Website and app data records -
Content starts

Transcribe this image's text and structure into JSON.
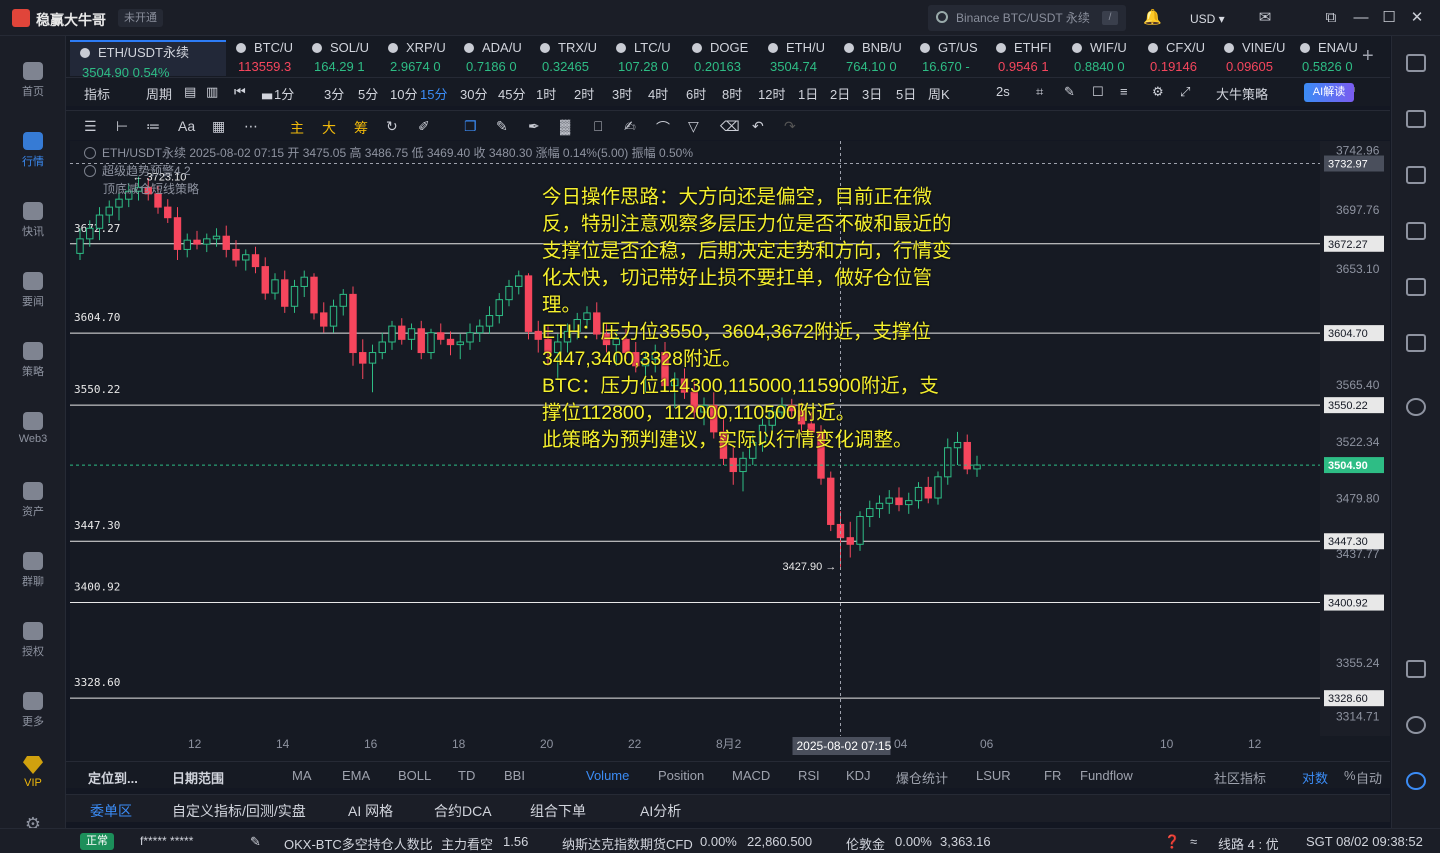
{
  "app": {
    "name": "稳赢大牛哥",
    "status": "未开通",
    "search_placeholder": "Binance BTC/USDT 永续",
    "search_hotkey": "/",
    "currency": "USD"
  },
  "sidebar": [
    {
      "label": "首页"
    },
    {
      "label": "行情",
      "active": true
    },
    {
      "label": "快讯"
    },
    {
      "label": "要闻"
    },
    {
      "label": "策略"
    },
    {
      "label": "Web3"
    },
    {
      "label": "资产"
    },
    {
      "label": "群聊"
    },
    {
      "label": "授权"
    },
    {
      "label": "更多"
    },
    {
      "label": "VIP",
      "vip": true
    }
  ],
  "tickers": [
    {
      "sym": "ETH/USDT永续",
      "px": "3504.90  0.54%",
      "dir": "up",
      "active": true
    },
    {
      "sym": "BTC/U",
      "px": "113559.3",
      "dir": "dn"
    },
    {
      "sym": "SOL/U",
      "px": "164.29  1",
      "dir": "up"
    },
    {
      "sym": "XRP/U",
      "px": "2.9674  0",
      "dir": "up"
    },
    {
      "sym": "ADA/U",
      "px": "0.7186  0",
      "dir": "up"
    },
    {
      "sym": "TRX/U",
      "px": "0.32465",
      "dir": "up"
    },
    {
      "sym": "LTC/U",
      "px": "107.28  0",
      "dir": "up"
    },
    {
      "sym": "DOGE",
      "px": "0.20163",
      "dir": "up"
    },
    {
      "sym": "ETH/U",
      "px": "3504.74",
      "dir": "up"
    },
    {
      "sym": "BNB/U",
      "px": "764.10  0",
      "dir": "up"
    },
    {
      "sym": "GT/US",
      "px": "16.670  -",
      "dir": "up"
    },
    {
      "sym": "ETHFI",
      "px": "0.9546  1",
      "dir": "dn"
    },
    {
      "sym": "WIF/U",
      "px": "0.8840  0",
      "dir": "up"
    },
    {
      "sym": "CFX/U",
      "px": "0.19146",
      "dir": "dn"
    },
    {
      "sym": "VINE/U",
      "px": "0.09605",
      "dir": "dn"
    },
    {
      "sym": "ENA/U",
      "px": "0.5826  0",
      "dir": "up"
    }
  ],
  "periods": [
    "指标",
    "周期",
    "1分",
    "3分",
    "5分",
    "10分",
    "15分",
    "30分",
    "45分",
    "1时",
    "2时",
    "3时",
    "4时",
    "6时",
    "8时",
    "12时",
    "1日",
    "2日",
    "3日",
    "5日",
    "周K",
    "2s",
    "大牛策略",
    "AI解读"
  ],
  "selected_period": "15分",
  "draw_tools": [
    "主",
    "大",
    "筹"
  ],
  "legend": {
    "line1": "ETH/USDT永续  2025-08-02 07:15  开 3475.05  高 3486.75  低 3469.40  收 3480.30  涨幅 0.14%(5.00)  振幅 0.50%",
    "line2": "超级趋势预警4.2",
    "line3": "顶底减仓短线策略"
  },
  "annotation": "今日操作思路：大方向还是偏空，目前正在微反，特别注意观察多层压力位是否不破和最近的支撑位是否企稳，后期决定走势和方向，行情变化太快，切记带好止损不要扛单，做好仓位管理。\nETH：压力位3550，3604,3672附近，支撑位3447,3400,3328附近。\nBTC：压力位114300,115000,115900附近，支撑位112800，112000,110500附近。\n此策略为预判建议，实际以行情变化调整。",
  "chart_data": {
    "type": "candlestick",
    "symbol": "ETH/USDT永续",
    "interval": "15分",
    "y_range": [
      3300,
      3750
    ],
    "y_ticks": [
      "3742.96",
      "3697.76",
      "3653.10",
      "3565.40",
      "3522.34",
      "3479.80",
      "3437.77",
      "3355.24",
      "3314.71"
    ],
    "x_ticks": [
      "12",
      "14",
      "16",
      "18",
      "20",
      "22",
      "8月2",
      "02",
      "04",
      "06",
      "10",
      "12"
    ],
    "crosshair_time": "2025-08-02 07:15",
    "crosshair_price": "3732.97",
    "last_price": "3504.90",
    "high_mark": "3723.10",
    "low_mark": "3427.90",
    "levels": [
      "3672.27",
      "3604.70",
      "3550.22",
      "3447.30",
      "3400.92",
      "3328.60"
    ],
    "ohlc": [
      [
        3665,
        3684,
        3660,
        3676
      ],
      [
        3676,
        3690,
        3670,
        3684
      ],
      [
        3684,
        3700,
        3675,
        3694
      ],
      [
        3694,
        3705,
        3688,
        3700
      ],
      [
        3700,
        3712,
        3690,
        3706
      ],
      [
        3706,
        3718,
        3700,
        3712
      ],
      [
        3712,
        3723,
        3705,
        3715
      ],
      [
        3715,
        3722,
        3705,
        3710
      ],
      [
        3710,
        3716,
        3695,
        3700
      ],
      [
        3700,
        3706,
        3688,
        3692
      ],
      [
        3692,
        3700,
        3660,
        3668
      ],
      [
        3668,
        3680,
        3662,
        3675
      ],
      [
        3675,
        3682,
        3668,
        3672
      ],
      [
        3672,
        3680,
        3666,
        3676
      ],
      [
        3676,
        3684,
        3670,
        3678
      ],
      [
        3678,
        3686,
        3662,
        3668
      ],
      [
        3668,
        3675,
        3655,
        3660
      ],
      [
        3660,
        3668,
        3652,
        3664
      ],
      [
        3664,
        3670,
        3650,
        3655
      ],
      [
        3655,
        3662,
        3630,
        3635
      ],
      [
        3635,
        3650,
        3630,
        3645
      ],
      [
        3645,
        3652,
        3620,
        3625
      ],
      [
        3625,
        3645,
        3620,
        3640
      ],
      [
        3640,
        3652,
        3632,
        3647
      ],
      [
        3647,
        3650,
        3615,
        3620
      ],
      [
        3620,
        3628,
        3605,
        3610
      ],
      [
        3610,
        3630,
        3605,
        3625
      ],
      [
        3625,
        3638,
        3618,
        3634
      ],
      [
        3634,
        3640,
        3580,
        3590
      ],
      [
        3590,
        3600,
        3570,
        3582
      ],
      [
        3582,
        3596,
        3560,
        3590
      ],
      [
        3590,
        3605,
        3585,
        3598
      ],
      [
        3598,
        3614,
        3592,
        3610
      ],
      [
        3610,
        3616,
        3596,
        3600
      ],
      [
        3600,
        3612,
        3592,
        3608
      ],
      [
        3608,
        3614,
        3585,
        3590
      ],
      [
        3590,
        3608,
        3585,
        3605
      ],
      [
        3605,
        3612,
        3596,
        3600
      ],
      [
        3600,
        3606,
        3588,
        3596
      ],
      [
        3596,
        3604,
        3585,
        3598
      ],
      [
        3598,
        3612,
        3592,
        3605
      ],
      [
        3605,
        3615,
        3598,
        3610
      ],
      [
        3610,
        3625,
        3604,
        3618
      ],
      [
        3618,
        3635,
        3612,
        3630
      ],
      [
        3630,
        3645,
        3625,
        3640
      ],
      [
        3640,
        3652,
        3634,
        3648
      ],
      [
        3648,
        3650,
        3600,
        3606
      ],
      [
        3606,
        3614,
        3590,
        3600
      ],
      [
        3600,
        3610,
        3580,
        3590
      ],
      [
        3590,
        3604,
        3570,
        3598
      ],
      [
        3598,
        3612,
        3590,
        3606
      ],
      [
        3606,
        3620,
        3600,
        3615
      ],
      [
        3615,
        3625,
        3608,
        3620
      ],
      [
        3620,
        3628,
        3600,
        3604
      ],
      [
        3604,
        3612,
        3590,
        3596
      ],
      [
        3596,
        3606,
        3580,
        3600
      ],
      [
        3600,
        3608,
        3585,
        3590
      ],
      [
        3590,
        3598,
        3575,
        3580
      ],
      [
        3580,
        3590,
        3560,
        3585
      ],
      [
        3585,
        3596,
        3575,
        3590
      ],
      [
        3590,
        3598,
        3560,
        3565
      ],
      [
        3565,
        3575,
        3548,
        3570
      ],
      [
        3570,
        3578,
        3555,
        3560
      ],
      [
        3560,
        3568,
        3540,
        3545
      ],
      [
        3545,
        3556,
        3535,
        3550
      ],
      [
        3550,
        3560,
        3525,
        3530
      ],
      [
        3530,
        3540,
        3505,
        3510
      ],
      [
        3510,
        3520,
        3490,
        3500
      ],
      [
        3500,
        3515,
        3485,
        3510
      ],
      [
        3510,
        3528,
        3505,
        3522
      ],
      [
        3522,
        3540,
        3515,
        3535
      ],
      [
        3535,
        3550,
        3528,
        3545
      ],
      [
        3545,
        3556,
        3540,
        3550
      ],
      [
        3550,
        3555,
        3540,
        3546
      ],
      [
        3546,
        3552,
        3530,
        3536
      ],
      [
        3536,
        3545,
        3520,
        3530
      ],
      [
        3530,
        3535,
        3490,
        3495
      ],
      [
        3495,
        3500,
        3455,
        3460
      ],
      [
        3460,
        3470,
        3428,
        3450
      ],
      [
        3450,
        3462,
        3435,
        3445
      ],
      [
        3445,
        3470,
        3440,
        3466
      ],
      [
        3466,
        3478,
        3458,
        3472
      ],
      [
        3472,
        3482,
        3465,
        3476
      ],
      [
        3476,
        3486,
        3468,
        3480
      ],
      [
        3480,
        3488,
        3470,
        3475
      ],
      [
        3475,
        3484,
        3468,
        3478
      ],
      [
        3478,
        3492,
        3472,
        3488
      ],
      [
        3488,
        3496,
        3476,
        3480
      ],
      [
        3480,
        3500,
        3475,
        3496
      ],
      [
        3496,
        3525,
        3490,
        3518
      ],
      [
        3518,
        3530,
        3505,
        3522
      ],
      [
        3522,
        3528,
        3498,
        3502
      ],
      [
        3502,
        3512,
        3496,
        3505
      ]
    ]
  },
  "indicator_tabs": [
    "定位到...",
    "日期范围",
    "MA",
    "EMA",
    "BOLL",
    "TD",
    "BBI",
    "Volume",
    "Position",
    "MACD",
    "RSI",
    "KDJ",
    "爆仓统计",
    "LSUR",
    "FR",
    "Fundflow",
    "社区指标",
    "对数",
    "%",
    "自动"
  ],
  "panel_tabs": [
    "委单区",
    "自定义指标/回测/实盘",
    "AI 网格",
    "合约DCA",
    "组合下单",
    "AI分析"
  ],
  "statusbar": {
    "badge": "正常",
    "user": "f*****  *****",
    "item1": "OKX-BTC多空持仓人数比",
    "item1_tag": "主力看空",
    "item1_val": "1.56",
    "item2": "纳斯达克指数期货CFD",
    "item2_chg": "0.00%",
    "item2_val": "22,860.500",
    "item3": "伦敦金",
    "item3_chg": "0.00%",
    "item3_val": "3,363.16",
    "line": "线路 4 : 优",
    "time": "SGT 08/02 09:38:52"
  }
}
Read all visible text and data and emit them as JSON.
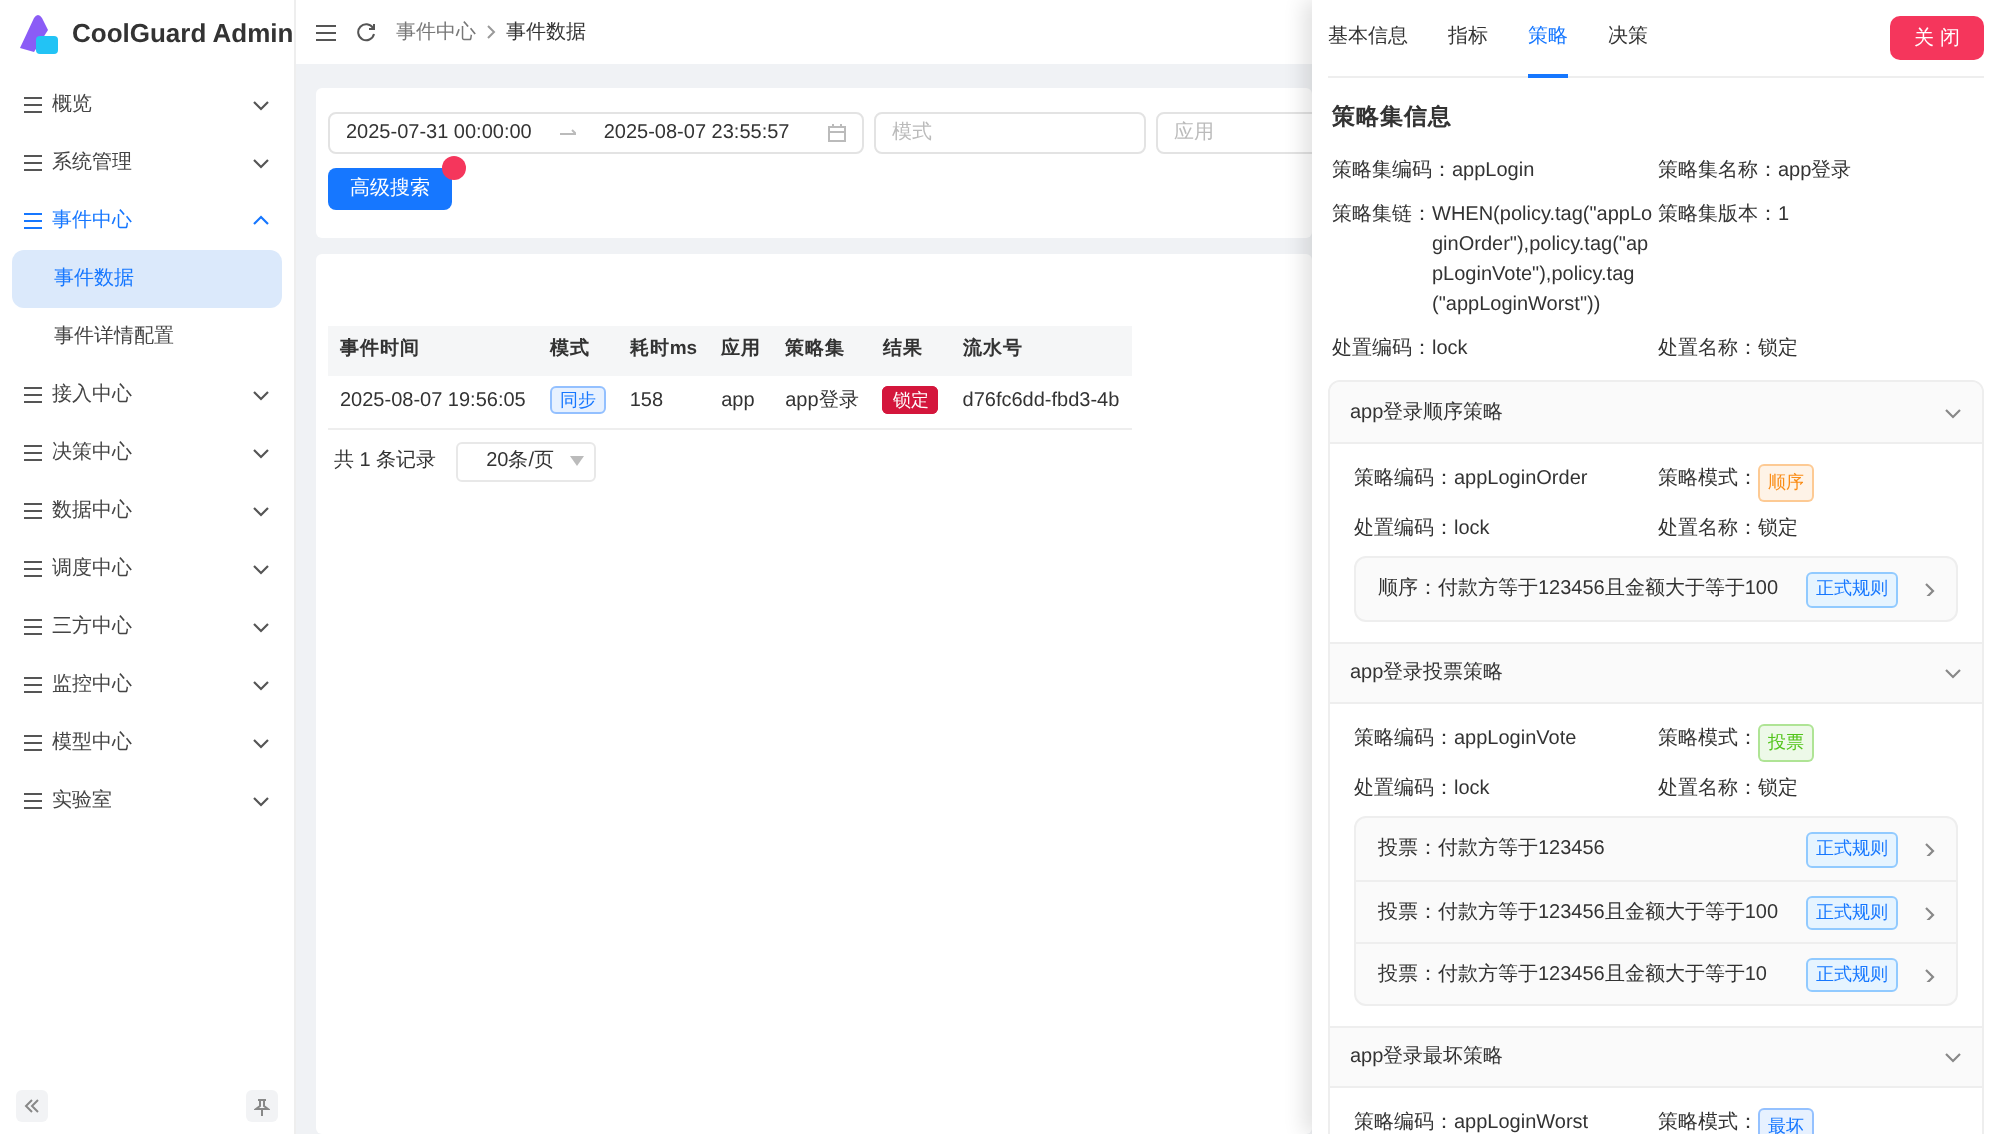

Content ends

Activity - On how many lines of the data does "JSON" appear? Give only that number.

Output for this exercise - 2